Iran is "forever" banned from building a nuclear weapon under an existing international treaty, top US diplomat John Kerry said Wednesday, seeking to dismiss fears that limits on its program imposed in a new deal may eventually be lifted.
"Please understand, there is no reduction (of restrictions) at any time that permits Iran to build a nuclear weapon," Kerry told US lawmakers when pressed whether a deal with Tehran would eventually allow them to develop atomic arms.
"Iran is forever forbidden from building a nuclear weapon, that is the nature of membership in the Non-Proliferation Treaty which they are a member of."
Iran is a signatory of the nuclear NPT, but has already been found in non-compliance with the global treaty, including for failing to declare its uranium enrichment program.
World powers -- Britain, China, France, Germany, Russia and the United States -- appear to be close to nailing down a deal with Iran which would rein in its suspect nuclear program.
The aim is to construct a deal, which through limiting enrichment and destroying centrifuges for example, would ensure that it would take the Islamic Republic at least a year to gather together the fissile material to build a bomb. That would give the international community ample time to ward off the threat.
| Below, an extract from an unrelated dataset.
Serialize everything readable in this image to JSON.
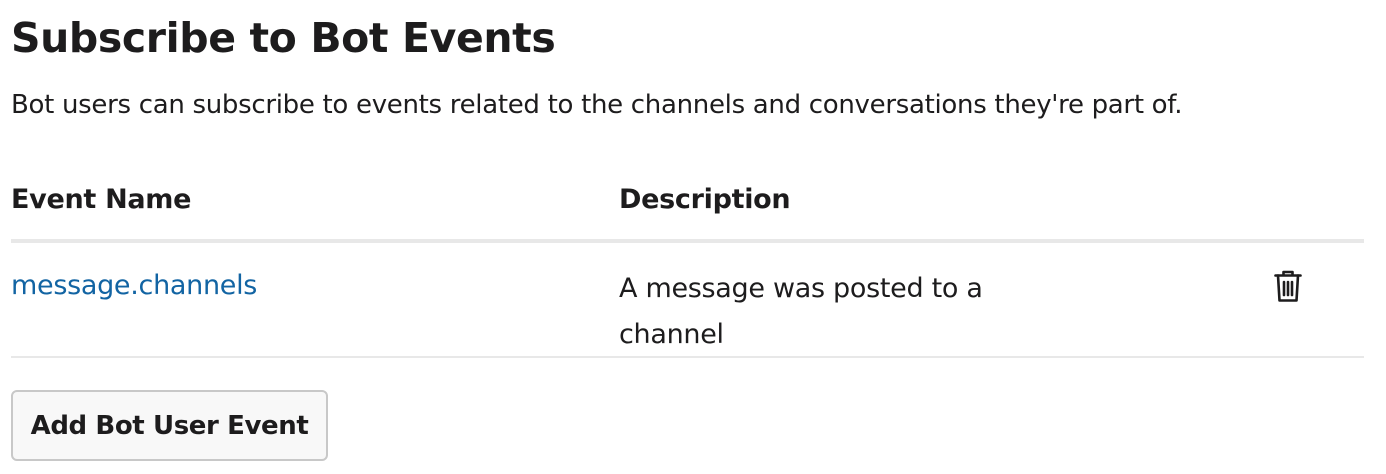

US officials have said they want the deal to remain in place for an amount of time spanning "double digits" but denied they were thinking of only 10 years.
At a hearing of the House Foreign Affairs Committee, Kerry was seeking to dismiss reports that after that time Iran would be free to develop atomic weapons.
But he stressed that "Iran has already mastered the fuel cycle" and insisted that the key was to ensure that its nuclear program "was exclusively for peaceful purposes" -- as allowed for under the NPT.
US and Iranian negotiators are due to meet again next week in Switzerland, and American officials have said Kerry could again join the talks as a March 31 deadline for a political framework on the Iran deal looms.
National Security Advisor Susan Rice said that any deal would be a "phased one."
Iran is "not going to be able to convince anybody on day one that they have stopped enrichment," she told PBS television late Tuesday.
"They're going to have to prove over time through their actions which will be validated that they are, in fact, upholding their commitments. So this will be a phased process any way you slice it."